Magnesium is an emerging superstar mineral. Scientists are studying this mineral to bits nowadays. And it seems it is essential for our well-being, but for decades it’s been extremely underrated. A study carried out in 2008 called it an “orphan nutrient”.
Magnesium is the fourth most abundant mineral in the human body.
It plays crucial roles in the functioning of our brain and body (2).
However, you may not be getting enough of it, even if you eat a healthy diet.
We get most of our dietary intake of magnesium from plant sources (almonds, cashews, pumpkin seeds, and dark chocolate). However, it is the bacteria present in soil that enables plants to absorb magnesium. This can be affected by various environmental influences. Such as the use of pesticides which kill off these bacteria. Food processing, antacids, caffeine, and even alcohol can decrease magnesium absorption. For these reasons, modern humans tend to need more nutrients.
Some people have a higher risk of deficiency, especially those with digestive disorders, such as celiac disease and chronic diarrhoea.
Low magnesium levels in the body have been linked to diseases such as:
So, What benefits does this mineral actually give me?
Magnesium is a mineral found in water, in the sea, in soil and in plants as well as in the bodies of almost all animals.
Our bones contain around 60% of the Magnesium found in
Every single cell in our body contains and needs it to function correctly.
Muscles need this mineral to contract; nerves need it to send and receive messages. It keeps your heart beating steadily and your immune system strong.
Magnesium helps with the transportation of blood sugar into your muscles when we need energy. It also helps our body get rid of lactic acid, which can build up in muscles during exercise and cause pain and sore muscles.
Studies have shown that supplementing with it can boost exercise performance for athletes, the elderly and people with chronic disease.
If you just started working out Magnesium supplements can also keep your blood pressure stable and prevent you passing out or getting dizzy from a strenuous work out.
Our bones contain most of the magnesium found in our body. This mineral is crucial in the bone formation process. It helps bones integrate calcium into the bone matrix and contributes to bone health. Magnesium also plays a role in activating vitamin D in the kidneys which is also essential to bone health.
We are living in a fast-paced environment. And everyone’s stress levels are through the roof. Increased stress increases magnesium loss, and it may not be readily replaced. magnesium is an extremely important mineral to the brain. It forms part of almost every stage of the stress response, recovery, and repair. Low levels of this mineral may lead to conditions affecting the brain. Magnesium supplements
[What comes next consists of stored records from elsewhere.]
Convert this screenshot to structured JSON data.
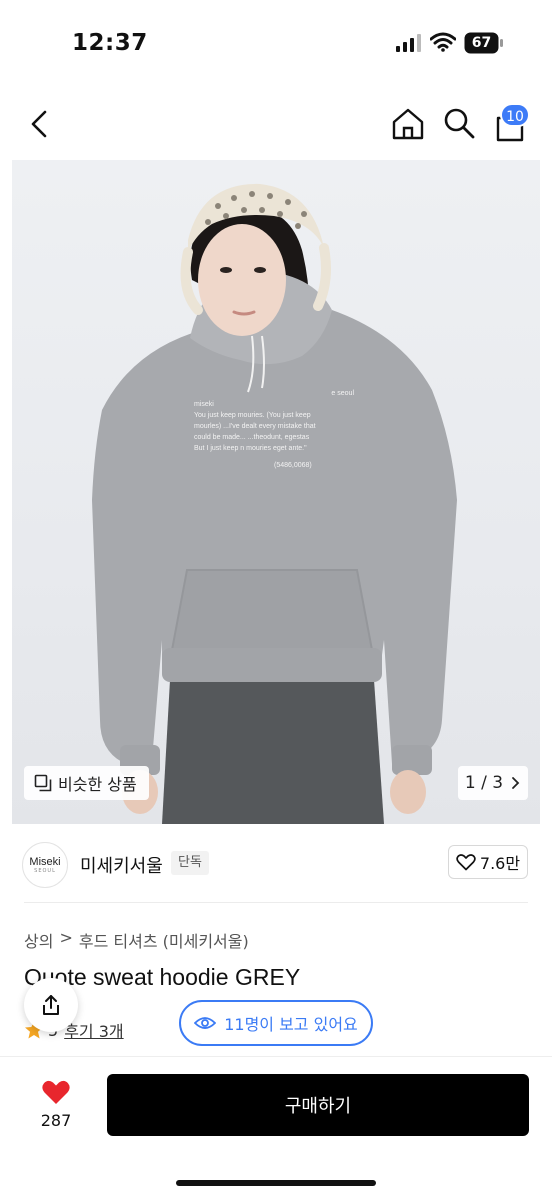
{
  "status": {
    "time": "12:37",
    "battery": "67"
  },
  "nav": {
    "cart_count": "10"
  },
  "gallery": {
    "similar_label": "비슷한 상품",
    "pager": "1 / 3",
    "print_text": [
      "miseki",
      "You just keep mouries.  (You just keep",
      "mourles) ...I've dealt every mistake that",
      "could be made...   ...theodunt, egestas",
      "But I just keep n mouries     eget ante.\"",
      "e seoul",
      "(5486,0068)"
    ]
  },
  "brand": {
    "logo_line1": "Miseki",
    "logo_line2": "SEOUL",
    "name": "미세키서울",
    "tag": "단독",
    "likes": "7.6만"
  },
  "breadcrumb": [
    "상의",
    ">",
    "후드 티셔츠 (미세키서울)"
  ],
  "product": {
    "title": "Quote sweat hoodie GREY",
    "rating": "5",
    "review_label": "후기 3개"
  },
  "viewers": {
    "label": "11명이 보고 있어요"
  },
  "bottom": {
    "heart_count": "287",
    "buy_label": "구매하기"
  },
  "colors": {
    "accent": "#3b7bf5",
    "badge": "#3d7bf7",
    "heart": "#e8262d",
    "star": "#f5a623"
  }
}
Increased bloating, fatigue, headaches, irritability, cramps, tender and sore breasts, and sleep disturbances in and around a woman’s menstrual cycle could be caused by a magnesium deficiency. Taking Magnesium Citrate is helpful to decrease PMS symptoms. Check out my blog post from a few months ago for more information on how to deal with PMS.
Magnesium also benefits people with type 2 diabetes. It plays an important role in carbohydrate and glucose metabolism.
Studies are showing that about 48% of type 2 diabetic patients have low levels of magnesium. This can impair insulin’s ability to keep blood sugar levels under control.
There have also been studies showing that patients with the highest magnesium intake were 47% less likely to develop diabetes.
Low magnesium intake is often linked to inflammation, which is one of the drivers of obesity, ageing, and chronic disease, high blood glucose and high triglyceride levels.
upplements can slightly reduce inflammatory markers and in older adults, overweight people and those with prediabetes.
In the same way, high-magnesium foods — such as fatty fish and dark chocolate — can reduce inflammation.
Most of us do not meet the recommended daily intake (RDI) of 400–420 mg for men and 310–320 mg for women.
This mineral can be found in a lot of food of course so eating a
If you cannot meet your daily magnesium needs through foods alone, consider taking a supplement. There are many available supplements on the market but before buying any supplement check with your pharmacist or doctor, since it can interact with common medications for high blood pressure, antibiotics or diuretics.
Another way of ensuring you start your day right is considering using a meal replacement shake for breakfast that contains an adequate amount of all nutrients the body needs including protein, Carbohydrates, fibre, Magnesium, and Vitamin Bs.
Feel free to comment on this article if you would like any recommendations or have any queries.